The records below need to be copied in full. Match them exactly.

==============================

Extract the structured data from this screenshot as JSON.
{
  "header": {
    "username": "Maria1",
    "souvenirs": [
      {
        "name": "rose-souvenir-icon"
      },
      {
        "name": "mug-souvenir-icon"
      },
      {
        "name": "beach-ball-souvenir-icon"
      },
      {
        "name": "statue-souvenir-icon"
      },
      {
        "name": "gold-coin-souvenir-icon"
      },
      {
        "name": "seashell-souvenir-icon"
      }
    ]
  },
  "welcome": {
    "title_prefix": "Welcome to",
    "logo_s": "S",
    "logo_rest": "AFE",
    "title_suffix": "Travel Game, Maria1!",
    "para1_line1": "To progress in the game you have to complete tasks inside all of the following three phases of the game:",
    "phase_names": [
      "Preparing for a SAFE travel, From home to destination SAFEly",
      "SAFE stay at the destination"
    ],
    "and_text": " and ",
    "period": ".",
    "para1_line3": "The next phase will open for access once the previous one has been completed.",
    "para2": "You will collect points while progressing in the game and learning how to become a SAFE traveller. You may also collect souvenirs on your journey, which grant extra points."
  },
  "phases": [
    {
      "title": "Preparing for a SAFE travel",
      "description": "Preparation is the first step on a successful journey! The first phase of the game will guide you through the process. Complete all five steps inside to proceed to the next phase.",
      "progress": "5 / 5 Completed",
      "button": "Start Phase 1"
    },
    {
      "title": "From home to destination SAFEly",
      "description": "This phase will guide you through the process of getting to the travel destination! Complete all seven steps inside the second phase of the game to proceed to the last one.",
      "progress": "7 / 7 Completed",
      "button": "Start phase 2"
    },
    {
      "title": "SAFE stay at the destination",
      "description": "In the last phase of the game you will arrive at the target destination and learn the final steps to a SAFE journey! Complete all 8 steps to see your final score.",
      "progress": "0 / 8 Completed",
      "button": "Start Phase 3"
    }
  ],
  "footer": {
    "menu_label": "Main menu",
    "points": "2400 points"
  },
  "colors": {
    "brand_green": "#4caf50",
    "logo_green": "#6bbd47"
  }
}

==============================

— Answer —
Extract the structured data from this screenshot as JSON.
{
  "header": {
    "username": "Maria1",
    "souvenirs": [
      {
        "name": "rose-souvenir-icon"
      },
      {
        "name": "mug-souvenir-icon"
      },
      {
        "name": "beach-ball-souvenir-icon"
      },
      {
        "name": "statue-souvenir-icon"
      },
      {
        "name": "gold-coin-souvenir-icon"
      },
      {
        "name": "seashell-souvenir-icon"
      }
    ]
  },
  "welcome": {
    "title_prefix": "Welcome to",
    "logo_s": "S",
    "logo_rest": "AFE",
    "title_suffix": "Travel Game, Maria1!",
    "para1_line1": "To progress in the game you have to complete tasks inside all of the following three phases of the game:",
    "phase_names": [
      "Preparing for a SAFE travel, From home to destination SAFEly",
      "SAFE stay at the destination"
    ],
    "and_text": " and ",
    "period": ".",
    "para1_line3": "The next phase will open for access once the previous one has been completed.",
    "para2": "You will collect points while progressing in the game and learning how to become a SAFE traveller. You may also collect souvenirs on your journey, which grant extra points."
  },
  "phases": [
    {
      "title": "Preparing for a SAFE travel",
      "description": "Preparation is the first step on a successful journey! The first phase of the game will guide you through the process. Complete all five steps inside to proceed to the next phase.",
      "progress": "5 / 5 Completed",
      "button": "Start Phase 1"
    },
    {
      "title": "From home to destination SAFEly",
      "description": "This phase will guide you through the process of getting to the travel destination! Complete all seven steps inside the second phase of the game to proceed to the last one.",
      "progress": "7 / 7 Completed",
      "button": "Start phase 2"
    },
    {
      "title": "SAFE stay at the destination",
      "description": "In the last phase of the game you will arrive at the target destination and learn the final steps to a SAFE journey! Complete all 8 steps to see your final score.",
      "progress": "0 / 8 Completed",
      "button": "Start Phase 3"
    }
  ],
  "footer": {
    "menu_label": "Main menu",
    "points": "2400 points"
  },
  "colors": {
    "brand_green": "#4caf50",
    "logo_green": "#6bbd47"
  }
}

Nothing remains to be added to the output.